MercoPress, en Español

Montevideo, May 23rd 2022 - 23:04 UTC

 

 

Chavez agrees to pay 1.97 billion USD for nationalized steelmaker

Friday, May 8th 2009 - 10:26 UTC
Full article
Chavez made true his promise to steel workers Chavez made true his promise to steel workers

Ternium, Latin America’s second- largest steelmaker, agreed to sell its Sidor unit to the Venezuelan government for 1.97 billion US dollars, ending a yearlong price dispute. The government holding company, Corp. Venezolana de Guayana, or CVG, paid 400 million in cash today for Ternium’s 59.7% stake in Sidor, the Luxembourg-based company said Thursday in a statement. CVG said it will pay the rest in two separate payments.

Venezuelan President Hugo Chavez announced the steel mill’s nationalization in April 2008 to help boost control over the economy amid record oil prices. Ternium reportedly sought 4 billion for its Sidor stake, according to Argentine press reports. Chavez offered 800 million after seizing the company.

Beginning in 2006, President Chavez forced foreign oil companies into joint ventures as minority partners and nationalized the cement industry. He also is negotiating the purchase of a unit of Spain’s Banco de Santander SA in his bid to increase control of the economy.

Ternium bought Sidor, the South American country’s sole maker of flat-steel products, for 1.79 billion in 1997. Since the privatization, the company boosted output, investment and exports while labor strikes and government threats became increasingly common during the past three years.

In 2007, Chavez threatened to take over Sidor because he said the company refused to supply the local market and operated as a monopoly. Ternium initially dodged nationalization by promising to sell more discounted steel in Venezuela.

On April 9, 2008, after months of work stoppages to protest contract talks for Sidor’s 4.000 unionized workers, Chavez ordered the company be nationalized when negotiations stalled. The Venezuelan government accused the company of “slave- like” conditions for its workers and of owing as much as 700 million dollars in taxes.

Chavez softened his stance on Ternium in the second half of 2008. He said he expected a “friendly agreement,” and that he hoped the company, run by Paolo Rocca, would continue to work in Venezuela.
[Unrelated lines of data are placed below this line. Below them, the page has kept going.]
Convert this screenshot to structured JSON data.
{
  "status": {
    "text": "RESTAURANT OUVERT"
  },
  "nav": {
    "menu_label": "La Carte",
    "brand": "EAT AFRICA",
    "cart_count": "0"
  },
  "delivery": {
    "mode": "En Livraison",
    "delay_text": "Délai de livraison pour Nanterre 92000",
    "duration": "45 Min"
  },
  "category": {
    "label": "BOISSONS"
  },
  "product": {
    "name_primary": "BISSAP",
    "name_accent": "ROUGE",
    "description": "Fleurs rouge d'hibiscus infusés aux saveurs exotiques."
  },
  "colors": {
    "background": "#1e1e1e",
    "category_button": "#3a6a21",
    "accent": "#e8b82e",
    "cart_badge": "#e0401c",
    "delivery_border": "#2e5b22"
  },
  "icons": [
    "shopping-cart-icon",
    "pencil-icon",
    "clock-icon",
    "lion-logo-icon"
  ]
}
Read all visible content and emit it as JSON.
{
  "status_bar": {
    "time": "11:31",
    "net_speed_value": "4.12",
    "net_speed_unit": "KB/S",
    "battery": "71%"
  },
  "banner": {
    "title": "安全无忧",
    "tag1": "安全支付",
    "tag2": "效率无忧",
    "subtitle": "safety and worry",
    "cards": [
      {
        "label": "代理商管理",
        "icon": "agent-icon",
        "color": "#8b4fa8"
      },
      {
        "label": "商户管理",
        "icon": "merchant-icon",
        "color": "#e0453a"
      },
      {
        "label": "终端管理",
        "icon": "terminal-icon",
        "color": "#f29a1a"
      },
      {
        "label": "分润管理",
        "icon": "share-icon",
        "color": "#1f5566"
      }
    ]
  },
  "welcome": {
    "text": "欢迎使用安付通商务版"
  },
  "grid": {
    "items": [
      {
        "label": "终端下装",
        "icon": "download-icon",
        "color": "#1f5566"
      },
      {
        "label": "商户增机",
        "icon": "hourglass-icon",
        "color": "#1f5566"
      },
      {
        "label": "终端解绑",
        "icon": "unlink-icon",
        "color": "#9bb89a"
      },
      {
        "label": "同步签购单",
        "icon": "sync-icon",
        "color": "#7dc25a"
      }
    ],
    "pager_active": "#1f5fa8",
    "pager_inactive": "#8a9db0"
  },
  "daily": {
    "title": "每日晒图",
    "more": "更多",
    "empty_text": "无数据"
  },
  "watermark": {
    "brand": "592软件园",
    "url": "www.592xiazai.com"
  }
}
Chavez met with Argentine President Cristina Fernandez in late June to discuss compensation negotiations.

In 2007, Ternium said it produced 4.3 million metric tons of crude steel and sales totalled 2.4 billion USD. Domestic sales rose 11% to 2.5 million metric tons of crude steel from the previous year.

Categories: Politics, Latin America.

Top Comments

Disclaimer & comment rules

Commenting for this story is now closed.
If you have a Facebook account, become a fan and comment on our Facebook Page!